SE from Tucson, AZ
Its sort of like a cheque, on the top line
by the amount fill in the name of the
person who will be cashing the money order.
At the bottom on the left sign your name and at
the right your address.
Depends upon the form of it. Advice: Write the name of the person you are making it out to very small SO THAT you can ALSO write OR " _______" inserting your OWN name beside it, IF YOU HAVE A BANK ACOUNT, because if you EVER make a mistake or need to NOT use the money order as you first intended, you can simply endorse the back with your own name and deposit it into your bank account without problems. The secret is in using "or" and your own name at the same time and in the same ink when you FIRST FILL THE MONEY ORDER OUT.
However, if you have NO bank account, get help in filling it out from one who sells them so you will NOT make a mistake and have to wait 30 days or more and pay a few to correct it and to get your money back. Hope you can understand what I am trying to say? Good luck and God bless.
1. Write the name of the person or company whom you wish to pay on the"Payee","Pay to,"or"Pay to the order of" line. Also write your account number with the company to which you are sending the money order, or include any other important identifying information on this line if there is no other line designated for this information. Fill in this information right away so that the money order cannot be cashed by anybody else if it"s lost or stolen.
Can a money order be filled out to two parties on the payee line
James Smith or Gemi Smith
Money orders are the same as checks or even cash. This should be fine to fill it out this way.
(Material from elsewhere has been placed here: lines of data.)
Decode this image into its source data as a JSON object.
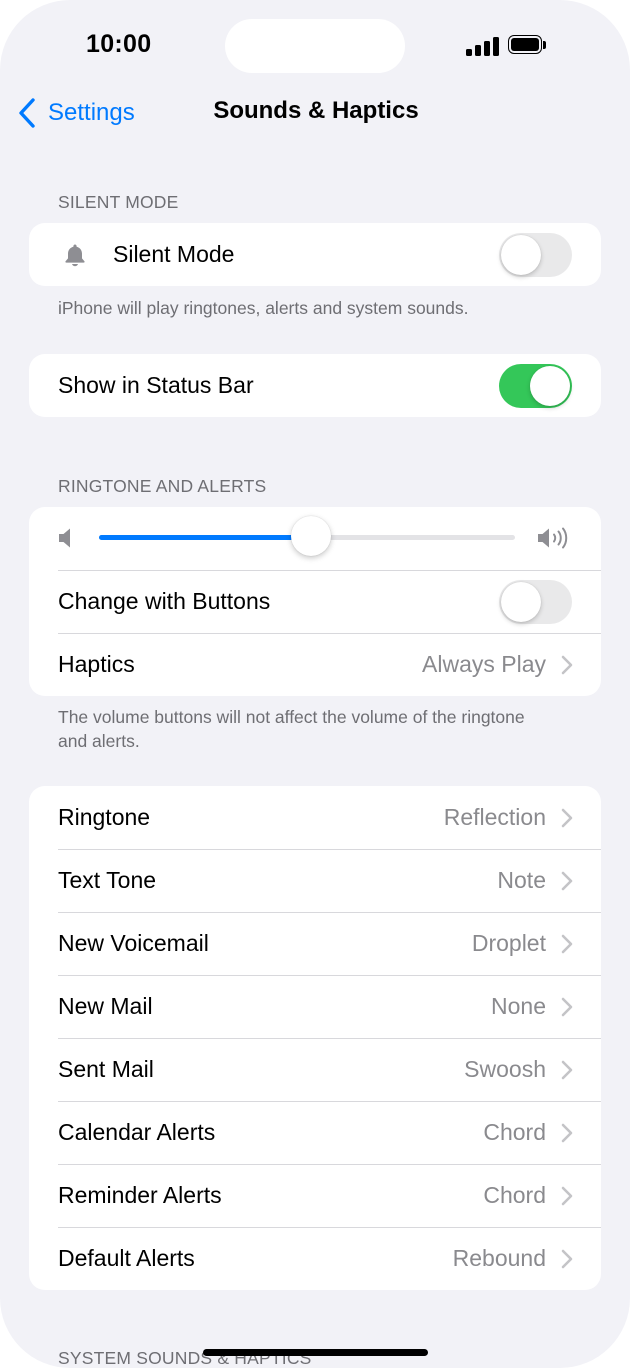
{
  "status_bar": {
    "time": "10:00"
  },
  "nav": {
    "back_label": "Settings",
    "title": "Sounds & Haptics"
  },
  "silent_section": {
    "header": "SILENT MODE",
    "silent_mode": {
      "label": "Silent Mode",
      "on": false,
      "icon": "bell-icon"
    },
    "footer": "iPhone will play ringtones, alerts and system sounds."
  },
  "status_bar_section": {
    "show_in_status_bar": {
      "label": "Show in Status Bar",
      "on": true
    }
  },
  "ringtone_section": {
    "header": "RINGTONE AND ALERTS",
    "volume_level": 0.51,
    "change_with_buttons": {
      "label": "Change with Buttons",
      "on": false
    },
    "haptics": {
      "label": "Haptics",
      "value": "Always Play"
    },
    "footer": "The volume buttons will not affect the volume of the ringtone and alerts."
  },
  "tones": [
    {
      "label": "Ringtone",
      "value": "Reflection"
    },
    {
      "label": "Text Tone",
      "value": "Note"
    },
    {
      "label": "New Voicemail",
      "value": "Droplet"
    },
    {
      "label": "New Mail",
      "value": "None"
    },
    {
      "label": "Sent Mail",
      "value": "Swoosh"
    },
    {
      "label": "Calendar Alerts",
      "value": "Chord"
    },
    {
      "label": "Reminder Alerts",
      "value": "Chord"
    },
    {
      "label": "Default Alerts",
      "value": "Rebound"
    }
  ],
  "system_section": {
    "header": "SYSTEM SOUNDS & HAPTICS"
  },
  "colors": {
    "accent": "#007aff",
    "toggle_on": "#34c759",
    "background": "#f2f2f7"
  }
}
Just in case contact the bank first before doing this.
You should be very careful when putting 2 names on a money order as the USPS does not always go by the same rules as the banking world.
As a general rule it has always been accepted that 2 names on a money order or check would have to be signed by both parties unless there is an 'or' placed between the names.
So this would mean that 2 names (one after the other) would require both parties to be present with proper ID to cash the money order or check.
Some banks will accept for deposit if both parties signed without both parties being present but the rules for this are numerous so always check with your bank before depositing something like this.
I worked in management in the postal service for over 26 years and this one subject came up many, many times as postal employees (even managers) cannot know/remember all the rules especially on subjects they may only encounter once every 2-3 years.
You do not say if you are buying the money order but if this is the case then be sure you know how to place the names on the payee line.
Two names without 'or' between the names requires both parties to be present to cash it either at the post office or a bank. This also applies if there is 'and' between the names.
Be aware that if there is an 'or' between the names the party that cashes the money order/check does not have to 'notify' the other party about cashing the item nor share the money....
Here is the official USPS rules:
14.3.5 More Than One Payee
A money order addressed to more than one payee is paid to either payee if the conjunction "or" is used to connect the payees. If no conjunction is used, then all listed payees must sign the money order in the presence of the accepting employee and provide photo-bearing identifications.